● WHAT THIS TASK INVOLVES: Read the records beneath this task and copy every line that contains the string "Yerel".

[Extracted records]
───

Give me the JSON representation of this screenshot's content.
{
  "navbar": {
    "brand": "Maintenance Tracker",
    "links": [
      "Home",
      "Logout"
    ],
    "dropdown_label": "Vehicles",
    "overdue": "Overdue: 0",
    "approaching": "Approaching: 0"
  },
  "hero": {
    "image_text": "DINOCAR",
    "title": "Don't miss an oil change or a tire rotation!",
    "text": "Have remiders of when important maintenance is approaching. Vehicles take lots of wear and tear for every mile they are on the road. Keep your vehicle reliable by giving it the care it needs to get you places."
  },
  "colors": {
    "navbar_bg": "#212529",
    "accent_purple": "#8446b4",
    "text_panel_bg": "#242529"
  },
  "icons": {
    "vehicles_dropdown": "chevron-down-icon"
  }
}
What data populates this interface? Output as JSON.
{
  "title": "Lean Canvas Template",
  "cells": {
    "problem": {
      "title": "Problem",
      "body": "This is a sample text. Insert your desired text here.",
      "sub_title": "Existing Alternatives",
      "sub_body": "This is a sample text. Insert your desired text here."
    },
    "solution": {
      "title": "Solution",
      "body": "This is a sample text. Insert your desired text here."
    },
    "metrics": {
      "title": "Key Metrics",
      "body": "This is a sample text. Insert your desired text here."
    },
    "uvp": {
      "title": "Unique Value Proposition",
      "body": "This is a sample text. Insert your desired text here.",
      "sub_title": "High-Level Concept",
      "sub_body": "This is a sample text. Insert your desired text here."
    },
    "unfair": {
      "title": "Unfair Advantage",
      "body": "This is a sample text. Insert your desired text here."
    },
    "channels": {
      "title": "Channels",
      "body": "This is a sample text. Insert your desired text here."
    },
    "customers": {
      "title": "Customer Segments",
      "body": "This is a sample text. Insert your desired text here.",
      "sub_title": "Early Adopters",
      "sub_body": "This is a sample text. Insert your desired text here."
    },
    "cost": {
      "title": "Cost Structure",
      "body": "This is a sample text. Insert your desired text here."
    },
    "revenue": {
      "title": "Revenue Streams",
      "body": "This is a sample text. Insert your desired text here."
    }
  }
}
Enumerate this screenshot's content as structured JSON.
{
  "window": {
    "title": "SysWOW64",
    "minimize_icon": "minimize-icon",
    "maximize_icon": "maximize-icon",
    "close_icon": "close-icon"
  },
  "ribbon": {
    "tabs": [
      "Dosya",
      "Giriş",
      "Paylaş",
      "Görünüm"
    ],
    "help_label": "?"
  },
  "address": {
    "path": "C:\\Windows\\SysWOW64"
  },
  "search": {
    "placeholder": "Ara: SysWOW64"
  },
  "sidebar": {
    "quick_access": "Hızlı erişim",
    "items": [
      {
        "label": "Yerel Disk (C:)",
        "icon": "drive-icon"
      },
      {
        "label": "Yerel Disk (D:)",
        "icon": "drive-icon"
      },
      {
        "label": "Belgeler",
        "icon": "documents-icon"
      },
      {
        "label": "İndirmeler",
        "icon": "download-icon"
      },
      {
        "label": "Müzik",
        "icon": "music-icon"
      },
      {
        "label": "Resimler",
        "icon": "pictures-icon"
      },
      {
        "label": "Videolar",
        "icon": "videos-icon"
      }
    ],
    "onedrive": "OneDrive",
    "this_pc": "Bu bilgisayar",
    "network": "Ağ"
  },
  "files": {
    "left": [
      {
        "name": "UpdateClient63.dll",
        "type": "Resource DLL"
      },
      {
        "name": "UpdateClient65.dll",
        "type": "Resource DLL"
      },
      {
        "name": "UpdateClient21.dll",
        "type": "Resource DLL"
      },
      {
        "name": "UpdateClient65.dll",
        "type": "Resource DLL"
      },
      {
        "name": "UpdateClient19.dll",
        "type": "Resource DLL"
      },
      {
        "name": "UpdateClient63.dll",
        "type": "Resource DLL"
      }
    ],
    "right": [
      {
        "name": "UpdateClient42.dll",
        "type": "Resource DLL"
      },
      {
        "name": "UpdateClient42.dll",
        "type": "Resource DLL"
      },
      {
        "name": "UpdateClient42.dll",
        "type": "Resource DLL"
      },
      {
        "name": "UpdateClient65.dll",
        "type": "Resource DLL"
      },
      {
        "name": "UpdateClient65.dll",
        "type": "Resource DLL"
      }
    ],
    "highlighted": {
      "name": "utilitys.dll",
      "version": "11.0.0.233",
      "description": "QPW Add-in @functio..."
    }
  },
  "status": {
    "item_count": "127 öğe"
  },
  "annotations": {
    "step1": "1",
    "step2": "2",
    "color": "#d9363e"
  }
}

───

● WORKED SOLUTION:
        "label": "Yerel Disk (C:)",
        "label": "Yerel Disk (D:)",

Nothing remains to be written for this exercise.